Huntington’s Fred Waller, a special effects man at Paramount Pictures’ Astoria studios back in the 1920s, first imagined water skis as a way to mount motion picture cameras behind speed boats.
In the end, riding the things proved to be too much fun to waste on cinematography. These were not, let’s be clear, like the skis we know today. The first models were eight-
feet long and made from the same straight-grain mahogany used in yachts. Each ski tip was attached to the boat by a rope, while a second set led back to a hand bridle. There were no rubber slippers for the feet.
Waller patented his idea in 1925 and “Akwa-Skeeing,” as he called it, became all the rage at Abercrombie & Fitch and Marshall Field. Additional sales were to the U.S. military
and various shipping companies. Screen icon Clara Bow was the company
spokeswoman, urging boaters everywhere to experience the thrill of “flashing over the
foam, gliding on the wave tops.”
The skis were one of 16 patents awarded Weller before his death in 1954, including
designs for the first automatic photographic printer and timer, a military gunnery
trainer used in World War II and, in the early 1950s, the ultrawide-screen movie system
“My father wanted me to go to college, but I wouldn’t go,” Waller told True Magazine in
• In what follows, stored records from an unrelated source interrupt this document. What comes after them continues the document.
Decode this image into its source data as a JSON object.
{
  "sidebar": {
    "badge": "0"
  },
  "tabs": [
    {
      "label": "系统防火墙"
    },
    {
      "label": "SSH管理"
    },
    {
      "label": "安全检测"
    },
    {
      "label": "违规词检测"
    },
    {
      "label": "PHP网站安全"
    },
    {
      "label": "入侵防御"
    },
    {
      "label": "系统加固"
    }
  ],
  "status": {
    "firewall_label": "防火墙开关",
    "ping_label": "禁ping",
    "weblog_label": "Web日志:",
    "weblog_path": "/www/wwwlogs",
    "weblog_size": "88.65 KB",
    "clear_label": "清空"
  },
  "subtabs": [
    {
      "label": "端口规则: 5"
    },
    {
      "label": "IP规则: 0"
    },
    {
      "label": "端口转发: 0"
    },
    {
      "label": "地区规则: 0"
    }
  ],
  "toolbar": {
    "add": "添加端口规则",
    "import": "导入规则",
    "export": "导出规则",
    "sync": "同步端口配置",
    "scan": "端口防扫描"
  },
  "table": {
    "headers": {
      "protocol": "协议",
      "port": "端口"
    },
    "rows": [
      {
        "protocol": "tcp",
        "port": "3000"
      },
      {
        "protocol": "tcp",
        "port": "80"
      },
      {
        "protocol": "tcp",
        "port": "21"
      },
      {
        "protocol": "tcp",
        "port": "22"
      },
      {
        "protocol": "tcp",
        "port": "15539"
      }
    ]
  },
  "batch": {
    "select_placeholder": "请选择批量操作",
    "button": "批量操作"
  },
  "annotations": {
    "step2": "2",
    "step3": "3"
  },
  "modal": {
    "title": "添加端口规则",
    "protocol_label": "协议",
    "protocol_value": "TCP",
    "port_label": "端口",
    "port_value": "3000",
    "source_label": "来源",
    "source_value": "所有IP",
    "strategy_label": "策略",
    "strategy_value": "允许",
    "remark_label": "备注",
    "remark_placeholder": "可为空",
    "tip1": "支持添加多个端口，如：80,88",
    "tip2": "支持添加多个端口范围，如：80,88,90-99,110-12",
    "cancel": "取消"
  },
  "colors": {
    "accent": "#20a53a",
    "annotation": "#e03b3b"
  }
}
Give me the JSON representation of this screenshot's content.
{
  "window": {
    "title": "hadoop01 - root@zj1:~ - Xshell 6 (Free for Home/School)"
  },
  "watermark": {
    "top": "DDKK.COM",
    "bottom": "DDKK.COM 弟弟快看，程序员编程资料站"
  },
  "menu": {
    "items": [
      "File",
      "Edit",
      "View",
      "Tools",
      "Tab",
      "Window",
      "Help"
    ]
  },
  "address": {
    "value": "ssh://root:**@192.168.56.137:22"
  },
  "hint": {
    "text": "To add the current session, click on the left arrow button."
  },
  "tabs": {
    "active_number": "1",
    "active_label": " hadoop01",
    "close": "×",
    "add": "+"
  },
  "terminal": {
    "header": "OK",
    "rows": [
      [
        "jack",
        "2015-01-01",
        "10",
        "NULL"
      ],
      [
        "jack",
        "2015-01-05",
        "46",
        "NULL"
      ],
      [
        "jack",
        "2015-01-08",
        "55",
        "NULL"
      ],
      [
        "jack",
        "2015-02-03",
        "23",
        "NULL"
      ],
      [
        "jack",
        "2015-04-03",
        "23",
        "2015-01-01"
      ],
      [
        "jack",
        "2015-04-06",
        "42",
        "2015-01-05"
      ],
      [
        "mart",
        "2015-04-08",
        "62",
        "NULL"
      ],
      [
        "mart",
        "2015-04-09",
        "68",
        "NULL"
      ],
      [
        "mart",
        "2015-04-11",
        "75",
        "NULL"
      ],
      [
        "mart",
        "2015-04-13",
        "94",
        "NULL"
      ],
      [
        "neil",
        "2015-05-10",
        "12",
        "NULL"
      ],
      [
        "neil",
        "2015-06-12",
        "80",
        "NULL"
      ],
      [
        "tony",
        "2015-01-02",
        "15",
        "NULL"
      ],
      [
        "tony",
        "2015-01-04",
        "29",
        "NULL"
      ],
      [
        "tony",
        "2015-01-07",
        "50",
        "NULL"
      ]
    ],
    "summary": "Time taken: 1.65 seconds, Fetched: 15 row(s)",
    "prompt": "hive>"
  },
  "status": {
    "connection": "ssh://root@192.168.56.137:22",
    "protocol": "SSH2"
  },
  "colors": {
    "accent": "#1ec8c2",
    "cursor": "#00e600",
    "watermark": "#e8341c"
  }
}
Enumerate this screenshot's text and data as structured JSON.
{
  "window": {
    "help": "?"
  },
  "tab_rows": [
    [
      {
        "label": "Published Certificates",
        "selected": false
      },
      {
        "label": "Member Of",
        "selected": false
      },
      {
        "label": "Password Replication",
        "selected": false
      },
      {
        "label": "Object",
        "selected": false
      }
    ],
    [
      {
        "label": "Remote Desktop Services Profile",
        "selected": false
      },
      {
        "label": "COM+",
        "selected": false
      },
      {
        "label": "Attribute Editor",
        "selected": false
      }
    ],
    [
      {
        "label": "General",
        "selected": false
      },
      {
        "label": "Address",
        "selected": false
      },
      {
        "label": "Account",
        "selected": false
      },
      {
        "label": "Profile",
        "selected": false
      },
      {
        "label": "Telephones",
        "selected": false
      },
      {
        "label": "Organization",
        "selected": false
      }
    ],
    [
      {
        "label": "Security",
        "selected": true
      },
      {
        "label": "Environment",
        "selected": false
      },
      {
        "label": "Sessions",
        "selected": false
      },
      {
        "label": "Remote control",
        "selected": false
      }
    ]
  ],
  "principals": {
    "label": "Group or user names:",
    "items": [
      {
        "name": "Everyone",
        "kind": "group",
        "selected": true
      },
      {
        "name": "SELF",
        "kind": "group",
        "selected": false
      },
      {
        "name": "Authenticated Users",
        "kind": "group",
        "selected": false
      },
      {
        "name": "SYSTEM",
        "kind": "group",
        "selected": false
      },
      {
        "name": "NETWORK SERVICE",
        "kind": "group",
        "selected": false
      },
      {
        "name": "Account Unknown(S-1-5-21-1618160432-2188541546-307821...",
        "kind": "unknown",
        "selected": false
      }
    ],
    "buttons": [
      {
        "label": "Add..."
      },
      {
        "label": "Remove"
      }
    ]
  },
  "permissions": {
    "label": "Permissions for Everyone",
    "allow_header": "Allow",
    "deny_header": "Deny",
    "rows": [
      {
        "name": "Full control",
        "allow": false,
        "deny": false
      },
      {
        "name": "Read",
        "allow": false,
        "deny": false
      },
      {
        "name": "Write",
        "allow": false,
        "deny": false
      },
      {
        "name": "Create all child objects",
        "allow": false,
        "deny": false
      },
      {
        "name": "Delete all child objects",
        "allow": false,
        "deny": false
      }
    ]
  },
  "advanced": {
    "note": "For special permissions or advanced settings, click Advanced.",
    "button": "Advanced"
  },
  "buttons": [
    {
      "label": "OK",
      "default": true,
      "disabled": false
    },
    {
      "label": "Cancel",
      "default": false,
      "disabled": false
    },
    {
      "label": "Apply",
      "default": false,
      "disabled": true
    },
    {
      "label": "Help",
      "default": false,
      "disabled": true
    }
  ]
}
1953. “I found out that I needed two modern languages and two dead ones to become a mechanical engineer and so I said to hell with it.
“I wanted the meat. I wanted to know why things work. The basic physics and mechanics of it, and no frills.”
The real inventor of water skis? Probably a young Minnesota man, Ralph W. Samuelson, who rode wooden planks to wow the crowds at Lake Pepin several years before Waller’s patent. His specialty: leaps of 60 feet or more from lard-greased ramps.
There would be no jumping the shark without him.